Taking aim yet again at higher education, Republican Florida Gov. Ron DeSantis on Tuesday proposed sweeping changes to the state's university system, including banning state funding for diversity, equity, and inclusion programs and critical race theory education, as well as forcing tenured professors to undergo reviews at any time.
Speaking during a press conference at the State College of Florida in Bradenton, DeSantis said he is asking the state Legislature to cut all funding for programs he believes are "ideological."
Referring to diversity, equity, and inclusion programs—which aim to promote fair treatment and full participation—and critial race theory, a graduate-level framework dealing with systemic racism, DeSantis said that "we're also going to eliminate all DEI and CRT bureaucracies in the state of Florida. No funding, and that will wither on the vine."
Apparently not satisfied with a state law requiring tenured professors at state colleges and universities to undergo reviews every five years, DeSantis also called for legislation that would subject such educators to reviews at any time, at risk of their jobs.
"Yes, we have the five-year review of all the tenured faculty, which is, which is good… and the board of trustees has to determine whether they stay or go. But you may need to do review more aggressively than just five," he said.
"I've talked with folks around the country who've been involved in higher ed reform, and the most significant deadweight cost at universities is typically unproductive tenured faculty," the governor added. "And so why would we want to saddle you as taxpayers with that cost if we don't have to do that?"
United Faculty of Florida (UFF), the union representing college and university educators in the state, said it would fight DeSantis' proposals.
"The United Faculty of Florida stand in lockstep opposition to any and all so-called 'reforms' that will actually destroy our state's world-class degree programs and their ability to serve our students," UFF President Andrew Gothard said in a statement. "We will not allow Florida's future to be sacrificed for cheap political points."
Writing for The Chronicle of Higher Education, Francie Diep and Emma Pettit contended that "it's been a dizzying month for higher ed in the Sunshine State."
As the authors explained:
The recent avalanche of activity began in late December, when DeSantis' office requested that state colleges and universities list their spending on programs related to diversity, equity, inclusion, and critical race theory.
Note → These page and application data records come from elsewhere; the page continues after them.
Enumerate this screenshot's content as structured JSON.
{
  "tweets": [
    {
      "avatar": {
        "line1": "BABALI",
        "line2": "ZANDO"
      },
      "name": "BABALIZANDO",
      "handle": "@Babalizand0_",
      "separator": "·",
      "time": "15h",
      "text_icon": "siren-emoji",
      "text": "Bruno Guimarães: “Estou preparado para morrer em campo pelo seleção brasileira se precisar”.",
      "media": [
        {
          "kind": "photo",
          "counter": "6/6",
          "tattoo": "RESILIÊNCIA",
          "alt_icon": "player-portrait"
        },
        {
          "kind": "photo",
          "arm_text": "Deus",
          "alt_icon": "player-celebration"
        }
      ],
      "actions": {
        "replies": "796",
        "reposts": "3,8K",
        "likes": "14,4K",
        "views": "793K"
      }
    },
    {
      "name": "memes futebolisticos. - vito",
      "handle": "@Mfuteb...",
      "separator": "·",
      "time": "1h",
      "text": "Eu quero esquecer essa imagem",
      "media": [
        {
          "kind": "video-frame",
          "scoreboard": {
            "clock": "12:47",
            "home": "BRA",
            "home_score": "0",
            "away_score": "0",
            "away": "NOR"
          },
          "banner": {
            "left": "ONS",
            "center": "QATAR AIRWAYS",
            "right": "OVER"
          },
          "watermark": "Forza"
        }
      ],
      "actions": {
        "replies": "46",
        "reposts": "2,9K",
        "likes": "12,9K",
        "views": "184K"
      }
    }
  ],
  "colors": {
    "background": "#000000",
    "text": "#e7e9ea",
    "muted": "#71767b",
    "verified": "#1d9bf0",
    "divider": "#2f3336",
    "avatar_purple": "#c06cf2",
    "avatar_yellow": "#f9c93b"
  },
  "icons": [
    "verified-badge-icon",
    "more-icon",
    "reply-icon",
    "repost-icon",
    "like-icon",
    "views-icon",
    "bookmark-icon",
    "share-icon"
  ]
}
Florida's Republican House Speaker, Paul Renner, later asked the same campuses to turn over a mountain of additional DEI-related information.
DeSantis' office also requested that state universities report data on transgender students, and he appointed six new trustees to the New College of Florida's board because, according to his press secretary, the small liberal arts institution has put "trendy, truth-relative concepts above learning."
"What I find most troubling is that DeSantis is putting out a blueprint for other governors and state legislatures," Kristen A. Renn—a professor at Michigan State University who researches LGBTQ+ college issues—told The Chronicle of Higher Education. "He's doing these things in ways that anybody else can pick this up and do it."
DeSantis—a potential 2024 presidential candidate—has also come under fire for other policies and actions including rejecting a college preparatory African-American studies course, banning unapproved books from K-12 libraries, and the Stop WOKE Act, a CRT ban that applies to schools from the primary through university levels and is meant to combat what the governor called "wokeness as a form of cultural Marxism."
Mia Brett, legal historian at The Editorial Board, last week compared Republicans' attacks on education across the country to similar moves by the leaders of Nazi Germany during the early months of their regime.
"I'm not being hyperbolic when I say this is directly out of Nazi laws passed in 1933. Though if this Republican effort is successful, you might not be able to learn things like that anymore," she wrote, adding that the legislation banning courses on CRT and racial and gender identity are a "chilling erosion of academic freedom and a huge step toward fascist academic control in the service of right-wing narratives."
"While it's still legal to teach history, remember where such efforts have led and take them seriously," Brett ominously warned.